The game of poker is a card game in which players place chips (representing money) into a pot when they have a hand they believe has positive expected value. While luck plays a large part in the outcome of individual hands, skillful players can significantly improve their chances of winning by using proper betting tactics. These include studying opponents, understanding table position, and developing a solid strategy.
Many people play poker as a hobby, but some players become professionals. In either case, there are certain skills that all great players possess. They can calculate pot odds and percentages quickly, they have patience to wait for optimal hands, and they know when to quit a session if they are feeling frustrated or tired. They also learn from self-examination and discuss their strategies with other players for a more objective look at their weaknesses and strengths.
To win at poker, you must form a hand that ranks higher than your opponents’. There are several types of hands, each with a different rank. For example, a flush is 5 cards of consecutive rank in the same suit, while a straight is five consecutive cards from more than one suit. A full house is 3 matching cards of one rank, and two unmatched cards of another rank. A pair is two cards of the same rank and 2 unmatched cards of a different rank.
When playing poker, you need to be in the best physical condition possible. This will help you focus and stay focused during long sessions. You can do this by eating healthy, getting plenty of sleep, and working out regularly. You should also be sure to drink water and take breaks during each hand.
One mistake that new players often make is to limp in a hand. While this might seem like a good idea, it’s actually a very poor decision. It’s important to raise a hand when you have the chance, as this will force weaker hands out of the pot and increase your chances of winning.
Moreover, you should never call an outrageous bet with a weak hand. You should instead fold if your hand doesn’t have a chance of winning. This will save you a lot of money and keep your bankroll safe.

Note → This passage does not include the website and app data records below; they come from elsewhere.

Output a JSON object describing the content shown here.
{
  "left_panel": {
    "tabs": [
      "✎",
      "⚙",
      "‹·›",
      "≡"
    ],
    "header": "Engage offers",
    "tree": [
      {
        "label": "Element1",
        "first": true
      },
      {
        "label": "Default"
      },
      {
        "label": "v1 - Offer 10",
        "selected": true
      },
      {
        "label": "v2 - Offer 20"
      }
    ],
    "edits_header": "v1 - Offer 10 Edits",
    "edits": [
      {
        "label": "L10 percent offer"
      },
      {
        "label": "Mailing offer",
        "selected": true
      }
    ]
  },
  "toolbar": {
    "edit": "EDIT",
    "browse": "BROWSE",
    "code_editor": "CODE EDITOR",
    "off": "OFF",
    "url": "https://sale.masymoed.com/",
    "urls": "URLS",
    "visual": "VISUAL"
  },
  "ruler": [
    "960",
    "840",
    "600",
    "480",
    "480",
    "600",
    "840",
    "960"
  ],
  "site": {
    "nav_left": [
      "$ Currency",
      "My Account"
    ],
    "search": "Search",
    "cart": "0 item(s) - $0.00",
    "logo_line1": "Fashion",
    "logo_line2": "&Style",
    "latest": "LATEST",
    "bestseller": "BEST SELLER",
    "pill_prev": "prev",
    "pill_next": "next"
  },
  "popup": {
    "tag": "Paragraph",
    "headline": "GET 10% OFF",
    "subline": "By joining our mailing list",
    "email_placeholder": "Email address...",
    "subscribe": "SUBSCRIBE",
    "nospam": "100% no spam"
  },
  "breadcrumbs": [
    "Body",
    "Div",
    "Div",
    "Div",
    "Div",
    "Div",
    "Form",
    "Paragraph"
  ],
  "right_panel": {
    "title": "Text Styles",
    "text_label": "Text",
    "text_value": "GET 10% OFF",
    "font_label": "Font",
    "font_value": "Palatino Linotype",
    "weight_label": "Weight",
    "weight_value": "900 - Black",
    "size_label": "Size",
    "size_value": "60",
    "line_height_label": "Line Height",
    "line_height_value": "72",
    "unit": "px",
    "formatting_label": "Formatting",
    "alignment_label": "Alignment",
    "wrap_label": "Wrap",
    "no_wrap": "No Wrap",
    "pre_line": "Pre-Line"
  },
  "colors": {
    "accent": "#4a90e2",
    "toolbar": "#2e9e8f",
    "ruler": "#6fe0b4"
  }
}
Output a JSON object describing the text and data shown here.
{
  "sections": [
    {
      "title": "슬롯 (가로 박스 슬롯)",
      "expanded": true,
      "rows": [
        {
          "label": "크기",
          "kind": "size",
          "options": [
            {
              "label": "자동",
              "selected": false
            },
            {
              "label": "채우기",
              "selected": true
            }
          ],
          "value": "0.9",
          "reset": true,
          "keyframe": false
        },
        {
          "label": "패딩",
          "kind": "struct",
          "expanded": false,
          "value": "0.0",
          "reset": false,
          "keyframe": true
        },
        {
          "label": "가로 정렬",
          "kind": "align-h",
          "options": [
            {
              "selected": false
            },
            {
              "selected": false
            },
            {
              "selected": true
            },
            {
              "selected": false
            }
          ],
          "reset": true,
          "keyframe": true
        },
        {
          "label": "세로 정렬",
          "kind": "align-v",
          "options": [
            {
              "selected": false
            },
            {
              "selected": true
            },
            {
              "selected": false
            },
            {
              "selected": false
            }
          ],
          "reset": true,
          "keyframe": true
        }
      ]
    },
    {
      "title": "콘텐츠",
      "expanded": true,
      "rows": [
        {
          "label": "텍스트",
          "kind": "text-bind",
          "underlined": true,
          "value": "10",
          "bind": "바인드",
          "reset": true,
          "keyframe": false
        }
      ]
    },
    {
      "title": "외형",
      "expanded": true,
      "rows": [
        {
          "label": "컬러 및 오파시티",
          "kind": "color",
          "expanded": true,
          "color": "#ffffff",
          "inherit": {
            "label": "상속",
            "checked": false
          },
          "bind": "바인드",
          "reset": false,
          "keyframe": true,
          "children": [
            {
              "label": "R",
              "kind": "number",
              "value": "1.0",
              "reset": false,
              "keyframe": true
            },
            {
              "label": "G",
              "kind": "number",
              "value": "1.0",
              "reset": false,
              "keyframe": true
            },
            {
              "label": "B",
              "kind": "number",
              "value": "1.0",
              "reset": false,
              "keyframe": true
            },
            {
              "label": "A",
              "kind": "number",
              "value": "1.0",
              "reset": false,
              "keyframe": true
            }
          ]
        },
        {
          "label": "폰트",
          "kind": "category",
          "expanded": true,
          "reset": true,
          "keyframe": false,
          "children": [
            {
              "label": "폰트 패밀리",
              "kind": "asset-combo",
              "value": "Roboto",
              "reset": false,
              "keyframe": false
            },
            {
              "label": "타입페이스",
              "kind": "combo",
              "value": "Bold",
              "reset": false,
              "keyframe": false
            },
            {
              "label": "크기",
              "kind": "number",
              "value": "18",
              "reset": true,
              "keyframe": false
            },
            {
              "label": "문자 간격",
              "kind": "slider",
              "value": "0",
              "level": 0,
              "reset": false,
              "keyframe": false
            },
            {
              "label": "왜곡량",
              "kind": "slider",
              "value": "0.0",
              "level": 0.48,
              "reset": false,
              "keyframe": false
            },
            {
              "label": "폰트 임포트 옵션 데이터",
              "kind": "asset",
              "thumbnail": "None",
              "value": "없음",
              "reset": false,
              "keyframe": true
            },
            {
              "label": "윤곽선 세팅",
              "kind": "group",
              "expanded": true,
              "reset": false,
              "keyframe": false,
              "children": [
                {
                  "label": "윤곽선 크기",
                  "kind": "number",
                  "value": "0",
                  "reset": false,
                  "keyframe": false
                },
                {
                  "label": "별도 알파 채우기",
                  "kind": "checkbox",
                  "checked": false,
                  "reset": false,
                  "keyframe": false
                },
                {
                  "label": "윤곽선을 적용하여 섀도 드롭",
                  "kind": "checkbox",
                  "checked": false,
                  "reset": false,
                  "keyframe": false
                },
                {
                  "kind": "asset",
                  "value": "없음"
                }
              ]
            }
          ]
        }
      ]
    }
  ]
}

To be successful at poker, you must be disciplined and commit to learning as much as you can. This includes observing the action, reading other players, and studying your results. It’s also essential to be smart about your game selection, and only participate in games that are profitable for you. It’s also crucial to have excellent emotional control, so you don’t get frustrated or bored during games. Lastly, you need to be patient and have a strong work ethic. With these skills, you can develop a winning poker strategy that will allow you to improve your bankroll over time. Good luck!